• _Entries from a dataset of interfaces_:
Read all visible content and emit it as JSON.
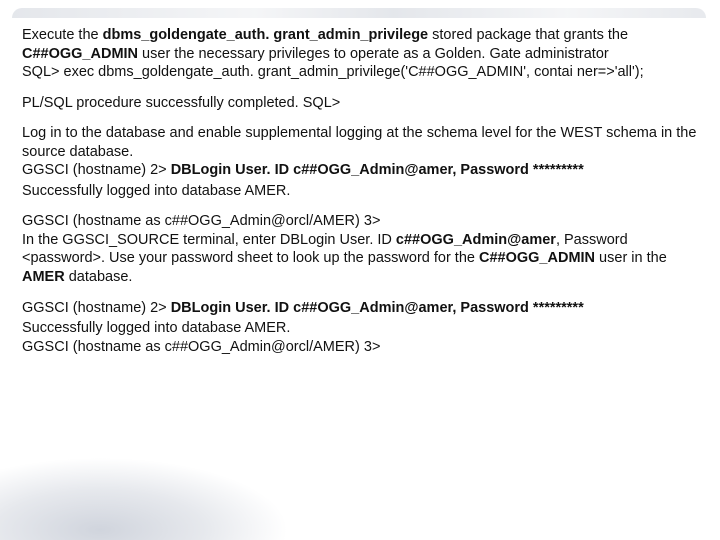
{
  "p1_a": "Execute the ",
  "p1_b": "dbms_goldengate_auth. grant_admin_privilege",
  "p1_c": " stored package that grants the ",
  "p1_d": "C##OGG_ADMIN",
  "p1_e": " user the necessary privileges to operate as a Golden. Gate administrator",
  "p1_f": "SQL> exec dbms_goldengate_auth. grant_admin_privilege('C##OGG_ADMIN', contai ner=>'all');",
  "p2": "PL/SQL procedure successfully completed. SQL>",
  "p3_a": "Log in to the database and enable supplemental logging at the schema level for the WEST schema in the source database.",
  "p3_b1": "GGSCI (hostname) 2> ",
  "p3_b2": "DBLogin User. ID c##OGG_Admin@amer, Password *********",
  "p4": "Successfully logged into database AMER.",
  "p5_a": "GGSCI (hostname as c##OGG_Admin@orcl/AMER) 3>",
  "p5_b1": "In the GGSCI_SOURCE terminal, enter DBLogin User. ID ",
  "p5_b2": "c##OGG_Admin@amer",
  "p5_b3": ", Password <password>. Use your password sheet to look up the password for the ",
  "p5_b4": "C##OGG_ADMIN",
  "p5_b5": " user in the ",
  "p5_b6": "AMER",
  "p5_b7": " database.",
  "p6_a1": "GGSCI (hostname) 2> ",
  "p6_a2": "DBLogin User. ID c##OGG_Admin@amer, Password *********",
  "p7_a": "Successfully logged into database AMER.",
  "p7_b": "GGSCI (hostname as c##OGG_Admin@orcl/AMER) 3>"
}
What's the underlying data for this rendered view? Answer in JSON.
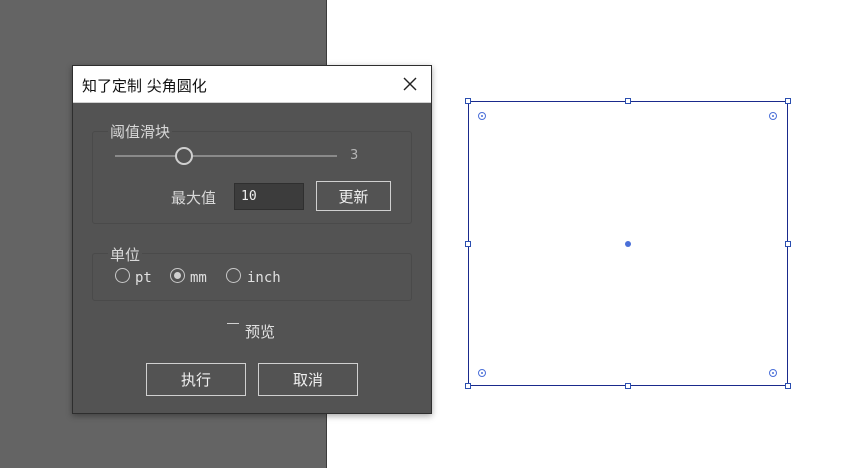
{
  "dialog": {
    "title": "知了定制 尖角圆化",
    "threshold_group": {
      "label": "阈值滑块",
      "slider_value": "3",
      "slider_fraction": 0.3,
      "max_label": "最大值",
      "max_value": "10",
      "update_button": "更新"
    },
    "unit_group": {
      "label": "单位",
      "options": [
        {
          "label": "pt",
          "checked": false
        },
        {
          "label": "mm",
          "checked": true
        },
        {
          "label": "inch",
          "checked": false
        }
      ]
    },
    "preview_label": "预览",
    "preview_checked": false,
    "execute_button": "执行",
    "cancel_button": "取消"
  },
  "colors": {
    "dialog_bg": "#535353",
    "left_panel_bg": "#646464",
    "selection_stroke": "#1a2a8c",
    "widget_blue": "#4a6fd8"
  }
}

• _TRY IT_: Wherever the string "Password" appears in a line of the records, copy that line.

• _EXPECTED ANSWER_:
  "p3_b2": "DBLogin User. ID c##OGG_Admin@amer, Password *********",
  "p5_b3": ", Password <password>. Use your password sheet to look up the password for the ",
  "p6_a2": "DBLogin User. ID c##OGG_Admin@amer, Password *********",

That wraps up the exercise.